- Potato sticks: These sticks are made out of a whole potato, with its rim retained. They are deep-fried for an extra crunch, tossed with salt and chilli if you wish.
- Watermelon juice: This is no ordinary watermelon juice, we are talking of a watermelon with its top scooped out and its pulp whisked and churned into a blended juice, with its seeds retained. How is it served? Well, in the watermelon itself!
- Beverages: Choose from a refreshing range of beverages from citrus flavours, green tea, lemon drinks, syrups and jellies, all iced and served in a plastic glasses.
Tips and tricks:
Bargain all the way: Do not hesitate to bargain. The more you bargain, the more items you can buy, for the same amount of money you had put aside. This holds good for hand made goods, trinkets, craft work, clothes and all that you can think of in a flea market.

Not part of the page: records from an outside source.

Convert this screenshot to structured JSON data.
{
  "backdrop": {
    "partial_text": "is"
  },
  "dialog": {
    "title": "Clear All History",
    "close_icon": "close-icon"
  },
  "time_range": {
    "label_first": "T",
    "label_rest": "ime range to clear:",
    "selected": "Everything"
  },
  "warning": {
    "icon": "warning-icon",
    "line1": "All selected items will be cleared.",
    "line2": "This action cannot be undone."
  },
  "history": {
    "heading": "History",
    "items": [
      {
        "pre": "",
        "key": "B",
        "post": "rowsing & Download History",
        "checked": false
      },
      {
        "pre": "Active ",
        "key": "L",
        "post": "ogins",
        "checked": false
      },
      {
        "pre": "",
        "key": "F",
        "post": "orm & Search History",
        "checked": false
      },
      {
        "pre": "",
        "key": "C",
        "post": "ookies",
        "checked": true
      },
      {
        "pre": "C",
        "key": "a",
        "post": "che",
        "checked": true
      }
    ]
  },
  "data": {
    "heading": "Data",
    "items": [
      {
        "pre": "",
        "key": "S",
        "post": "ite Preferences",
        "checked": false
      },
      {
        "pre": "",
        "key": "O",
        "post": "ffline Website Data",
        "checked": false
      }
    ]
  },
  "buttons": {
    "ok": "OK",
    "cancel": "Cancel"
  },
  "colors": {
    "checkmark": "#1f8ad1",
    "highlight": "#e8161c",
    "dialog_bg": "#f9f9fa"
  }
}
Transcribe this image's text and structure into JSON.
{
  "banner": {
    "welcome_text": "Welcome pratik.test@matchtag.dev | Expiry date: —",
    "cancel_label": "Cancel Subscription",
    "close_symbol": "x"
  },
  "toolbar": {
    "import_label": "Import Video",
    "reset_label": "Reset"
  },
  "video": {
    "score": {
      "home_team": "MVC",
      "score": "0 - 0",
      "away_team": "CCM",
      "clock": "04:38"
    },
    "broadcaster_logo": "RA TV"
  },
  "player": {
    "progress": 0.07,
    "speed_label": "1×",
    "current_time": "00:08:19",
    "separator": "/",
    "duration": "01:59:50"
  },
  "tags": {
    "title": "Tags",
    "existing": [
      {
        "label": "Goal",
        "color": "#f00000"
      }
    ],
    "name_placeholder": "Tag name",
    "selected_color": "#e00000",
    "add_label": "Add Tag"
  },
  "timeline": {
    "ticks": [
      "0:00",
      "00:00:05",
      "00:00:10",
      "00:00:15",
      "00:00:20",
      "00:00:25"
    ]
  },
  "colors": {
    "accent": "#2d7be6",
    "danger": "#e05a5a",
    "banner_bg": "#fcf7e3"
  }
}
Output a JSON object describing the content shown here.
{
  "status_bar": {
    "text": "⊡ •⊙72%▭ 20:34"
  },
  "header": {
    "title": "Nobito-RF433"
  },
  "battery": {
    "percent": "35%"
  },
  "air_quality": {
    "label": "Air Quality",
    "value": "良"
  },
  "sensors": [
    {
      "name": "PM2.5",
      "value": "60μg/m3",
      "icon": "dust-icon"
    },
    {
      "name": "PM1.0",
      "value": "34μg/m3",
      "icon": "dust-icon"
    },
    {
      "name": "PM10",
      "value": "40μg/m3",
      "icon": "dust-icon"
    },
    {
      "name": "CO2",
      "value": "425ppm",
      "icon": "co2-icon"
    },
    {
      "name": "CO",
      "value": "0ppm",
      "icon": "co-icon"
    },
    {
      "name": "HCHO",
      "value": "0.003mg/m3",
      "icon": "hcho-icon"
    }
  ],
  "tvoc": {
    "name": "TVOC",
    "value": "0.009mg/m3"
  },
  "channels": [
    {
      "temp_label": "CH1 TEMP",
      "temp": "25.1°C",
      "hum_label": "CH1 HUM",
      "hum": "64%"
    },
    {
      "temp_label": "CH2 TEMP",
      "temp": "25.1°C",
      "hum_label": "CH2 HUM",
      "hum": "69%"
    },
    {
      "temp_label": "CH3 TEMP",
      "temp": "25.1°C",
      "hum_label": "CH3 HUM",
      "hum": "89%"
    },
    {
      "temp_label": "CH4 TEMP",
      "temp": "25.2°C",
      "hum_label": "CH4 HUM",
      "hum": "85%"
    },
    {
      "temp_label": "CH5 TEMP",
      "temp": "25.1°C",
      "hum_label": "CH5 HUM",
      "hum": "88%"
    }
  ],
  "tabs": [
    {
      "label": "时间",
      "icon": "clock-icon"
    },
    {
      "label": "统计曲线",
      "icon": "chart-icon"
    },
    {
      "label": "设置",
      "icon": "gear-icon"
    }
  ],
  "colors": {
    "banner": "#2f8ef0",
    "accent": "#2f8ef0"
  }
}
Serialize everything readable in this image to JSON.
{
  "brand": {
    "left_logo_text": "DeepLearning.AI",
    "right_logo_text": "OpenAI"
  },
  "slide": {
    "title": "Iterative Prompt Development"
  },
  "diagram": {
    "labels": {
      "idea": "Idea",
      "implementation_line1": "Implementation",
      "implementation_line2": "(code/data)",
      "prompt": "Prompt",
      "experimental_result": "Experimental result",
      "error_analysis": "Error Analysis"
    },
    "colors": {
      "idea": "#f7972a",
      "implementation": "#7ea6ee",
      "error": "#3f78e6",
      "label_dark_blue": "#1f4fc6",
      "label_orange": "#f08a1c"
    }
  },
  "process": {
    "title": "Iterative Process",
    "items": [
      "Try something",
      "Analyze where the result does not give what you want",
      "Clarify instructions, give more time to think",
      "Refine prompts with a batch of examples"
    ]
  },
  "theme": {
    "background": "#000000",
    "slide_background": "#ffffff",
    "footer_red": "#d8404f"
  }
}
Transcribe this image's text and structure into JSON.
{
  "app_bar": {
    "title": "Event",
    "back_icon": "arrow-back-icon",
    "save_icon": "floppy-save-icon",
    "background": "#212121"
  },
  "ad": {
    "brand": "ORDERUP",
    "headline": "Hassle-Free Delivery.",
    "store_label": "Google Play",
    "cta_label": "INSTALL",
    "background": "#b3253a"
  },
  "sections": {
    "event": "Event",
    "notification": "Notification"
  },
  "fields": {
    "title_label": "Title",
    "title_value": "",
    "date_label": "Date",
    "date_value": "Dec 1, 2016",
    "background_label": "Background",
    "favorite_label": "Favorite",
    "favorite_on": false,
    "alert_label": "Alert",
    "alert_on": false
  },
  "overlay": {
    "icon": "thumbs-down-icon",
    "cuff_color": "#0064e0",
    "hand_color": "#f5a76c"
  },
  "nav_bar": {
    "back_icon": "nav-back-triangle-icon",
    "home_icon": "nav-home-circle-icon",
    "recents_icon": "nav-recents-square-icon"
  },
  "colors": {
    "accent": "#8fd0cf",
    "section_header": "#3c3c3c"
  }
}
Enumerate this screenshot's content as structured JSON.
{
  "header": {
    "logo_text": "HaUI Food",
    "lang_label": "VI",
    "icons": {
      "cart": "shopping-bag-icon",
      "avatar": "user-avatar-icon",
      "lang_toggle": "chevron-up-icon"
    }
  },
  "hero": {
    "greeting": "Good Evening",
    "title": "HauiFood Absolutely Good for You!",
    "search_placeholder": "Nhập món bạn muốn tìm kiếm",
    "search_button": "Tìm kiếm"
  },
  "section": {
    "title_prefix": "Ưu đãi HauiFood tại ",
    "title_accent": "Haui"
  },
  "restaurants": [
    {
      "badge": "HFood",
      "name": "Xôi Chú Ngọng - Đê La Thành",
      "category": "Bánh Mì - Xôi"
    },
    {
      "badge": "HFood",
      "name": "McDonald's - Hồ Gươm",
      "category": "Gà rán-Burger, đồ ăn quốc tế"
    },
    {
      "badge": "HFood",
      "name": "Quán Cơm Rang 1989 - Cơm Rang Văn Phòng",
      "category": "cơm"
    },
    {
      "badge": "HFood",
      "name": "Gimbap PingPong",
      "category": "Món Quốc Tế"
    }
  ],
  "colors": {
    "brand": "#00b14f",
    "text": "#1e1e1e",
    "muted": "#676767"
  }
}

Cling to your belongings: Please hold on tight to your personal belongings as it’s literally a shoulder to shoulder walk, as you brush past the crowd to make way to your favourite stall(s).
Comfortable footwear: Put on comfortable walking shoes. If you are tired of closed shoes all day, slip into some flip-flops or strappy sandals. Heels and fancy wedges are a big no-no!
Clothes: Wear light clothes, with fabrics that let you breathe. While tees, cotton dresses, strappy tops, simple shirts and shorts do the trick, jeans and jackets may not work well.
Must carry: Please carry paper napkins to wipe your hands after eating, as the hawkers do not give you any. Take a face towel to dab your sweaty self dry. Have enough change on you. Denominations of MYR 1 (1 Malaysian Ringgit) work the best, followed by MYR 5 and Sen (coins).
Plastic bags: Preserve the first plastic bag you get when you buy some savouries in the beginning. You can add some snacks to it, stop half-way, go to the side walk along the craftsmen shops and eat in peace. You could then use the empty bag to dispose used napkins, seeds from fruit drinks, toothpicks and sticks later on.
Water: Bottled mineral water is available at the beginning and end of the walk, and in nearly every restaurant and beverage stall. Pick one up to stay hydrated and to avoid choking ( 😉 trust me, you are going to eat a lot!)
Stay tuned for more updates on Melaka and alternate places to dine at!
Till then …. Read – Drool – Eat! 🙂
This post first appeared on Lyf&Spice